“As a result of these punitive measures and despite our turn-around economic plan, Zimbabwe has been prevented from making a positive difference in the lives of the poor, the hungry, the sick and the destitute among its citizens,” he said.

Iranian President Mahmoud Ahmadinejad, whose fiery speeches are watched closely at UN gatherings and have often prompted walkouts by the United States, told the summit capitalism was dying and a new economic system was needed.

“Now that the discriminatory order of capitalism and the hegemonic approaches are facing defeat and are getting close to their end, all-out participation in upholding justice and prosperous inter-relations is essential,” he said.

“The world is in need of an encompassing and of course just and human order in light of which the rights of all are preserved and peace and security are safeguarded.”

Several speakers said the goals would not be achieved unless more was done to improve the lives of poor women.

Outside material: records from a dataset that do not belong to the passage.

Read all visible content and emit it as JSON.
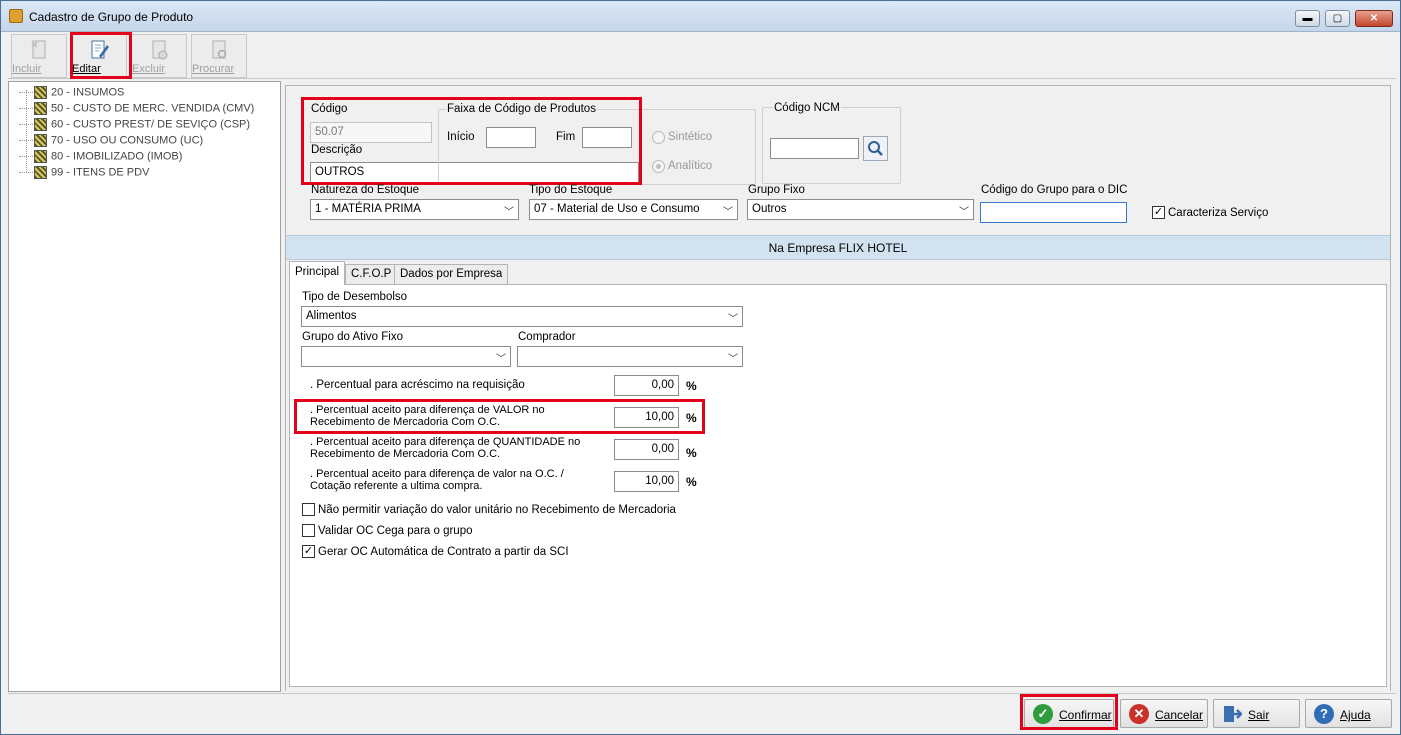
{
  "window": {
    "title": "Cadastro de Grupo de Produto",
    "minimize": "▬",
    "maximize": "▢",
    "close": "✕"
  },
  "toolbar": {
    "incluir": "Incluir",
    "editar": "Editar",
    "excluir": "Excluir",
    "procurar": "Procurar"
  },
  "tree": {
    "items": [
      "20 - INSUMOS",
      "50 - CUSTO DE MERC. VENDIDA (CMV)",
      "60 - CUSTO PREST/ DE SEVIÇO (CSP)",
      "70 - USO OU CONSUMO (UC)",
      "80 - IMOBILIZADO (IMOB)",
      "99 - ITENS DE PDV"
    ]
  },
  "form": {
    "codigo_label": "Código",
    "codigo_value": "50.07",
    "descricao_label": "Descrição",
    "descricao_value": "OUTROS",
    "faixa_label": "Faixa de Código de Produtos",
    "inicio_label": "Início",
    "inicio_value": "",
    "fim_label": "Fim",
    "fim_value": "",
    "sintetico_label": "Sintético",
    "analitico_label": "Analítico",
    "ncm_label": "Código NCM",
    "ncm_value": "",
    "natureza_label": "Natureza do Estoque",
    "natureza_value": "1 - MATÉRIA PRIMA",
    "tipo_estoque_label": "Tipo do Estoque",
    "tipo_estoque_value": "07 - Material de Uso e Consumo",
    "grupo_fixo_label": "Grupo Fixo",
    "grupo_fixo_value": "Outros",
    "dic_label": "Código do Grupo para o DIC",
    "dic_value": "",
    "caracteriza_label": "Caracteriza Serviço",
    "caracteriza_checked": true
  },
  "banner": "Na Empresa FLIX HOTEL",
  "tabs": [
    "Principal",
    "C.F.O.P",
    "Dados por Empresa"
  ],
  "principal": {
    "tipo_desembolso_label": "Tipo de Desembolso",
    "tipo_desembolso_value": "Alimentos",
    "grupo_ativo_label": "Grupo do Ativo Fixo",
    "grupo_ativo_value": "",
    "comprador_label": "Comprador",
    "comprador_value": "",
    "perc1_label": ". Percentual para acréscimo na requisição",
    "perc1_value": "0,00",
    "perc2_label_1": ". Percentual aceito para diferença de VALOR no",
    "perc2_label_2": "Recebimento de Mercadoria Com O.C.",
    "perc2_value": "10,00",
    "perc3_label_1": ". Percentual aceito para diferença de QUANTIDADE no",
    "perc3_label_2": "Recebimento de Mercadoria Com O.C.",
    "perc3_value": "0,00",
    "perc4_label_1": ". Percentual aceito para diferença de valor na O.C. /",
    "perc4_label_2": "Cotação referente a ultima compra.",
    "perc4_value": "10,00",
    "pct_symbol": "%",
    "cb1_label": "Não permitir variação do valor unitário no Recebimento de Mercadoria",
    "cb2_label": "Validar OC Cega para o grupo",
    "cb3_label": "Gerar OC Automática de Contrato a partir da SCI",
    "cb1_checked": false,
    "cb2_checked": false,
    "cb3_checked": true
  },
  "buttons": {
    "confirmar": "Confirmar",
    "cancelar": "Cancelar",
    "sair": "Sair",
    "ajuda": "Ajuda"
  },
  "colors": {
    "highlight": "#e3001b",
    "confirm_green": "#2e9b3c",
    "cancel_red": "#c9322a",
    "help_blue": "#2f6db5"
  }
}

Liberian President Ellen Johnson-Sirleaf, Africa’s first female head of state, called for more investments in sectors that help women, including agriculture and small-scale enterprises.

“As we renew our resolve in the year 2010, we must recognize the need for inclusive economic growth … rapid, sustained growth that creates jobs especially for youth and that help the poor and in sectors that help women,” she said. – Reuters

These are unprecedented times, and the role of media to tell and record the story of South Africa as it develops is more important than ever. But it comes at a cost. Advertisers are cancelling campaigns, and our live events have come to an abrupt halt. Our income has been slashed.

The Mail & Guardian is a proud news publisher with roots stretching back 35 years. We’ve survived thanks to the support of our readers, we will need you to help us get through this.

To help us ensure another 35 future years of fiercely independent journalism, please subscribe.

Lesley Wroughton
Lesley Wroughton works from Washington. I write about U.S. Foreign Policy for Reuters based in Washington. Opinions are my own and retweets are not an endorsement. Lesley Wroughton has over 1577 followers on Twitter.
Advertisting

Stella set to retain her perks

Communication minister will keep Cabinet perks during her two months of special leave

Not a sweet deal, Mister

Mister Sweet workers say they will not risk their health, and the lives of others, to continue producing and packaging confectionaries

Covid-19 grounds Nigeria’s medical tourists

The country’s elites, including the president, travelled abroad for treatment but now they must use the country’s neglected health system

Nehawu launches urgent court bid over protective gear for health...

The health workers’ union says the government has rebuffed its attempts to meet about mitigating risks to workers

Press Releases

Rahima Moosa Hospital nursing college introduces no-touch facial recognition access system

The new system allows the hospital to enrol people’s faces immediately, using artificial intelligence, and integrates easily with existing access control infrastructure, including card readers and biometrics

Everyone’s talking about it. Even Kentucky

Earlier this year South African fried chicken fast-food chain, Chicken Licken®, launched a campaign for their wallet-friendly EasyBucks® meals, based on the idea of ‘Everyone’s talking about it.’

New energy mix on the cards

REI4P already has and will continue to yield thousands of employment opportunities

The online value of executive education in a Covid-19 world

Executive education courses further develop the skills of leaders in the workplace

Sisa Ntshona urges everyone to stay home, and consider travelling later

Sisa Ntshona has urged everyone to limit their movements in line with government’s request

SAB Zenzele’s special AGM postponed until further notice

An arrangement has been announced for shareholders and retailers to receive a 77.5% cash payout

20th Edition of the National Teaching Awards

Teachers are seldom recognised but they are indispensable to the country's education system

Awards affirm the vital work that teachers do

Government is committed to empowering South Africa’s teachers with skills, knowledge and techniques for a changing world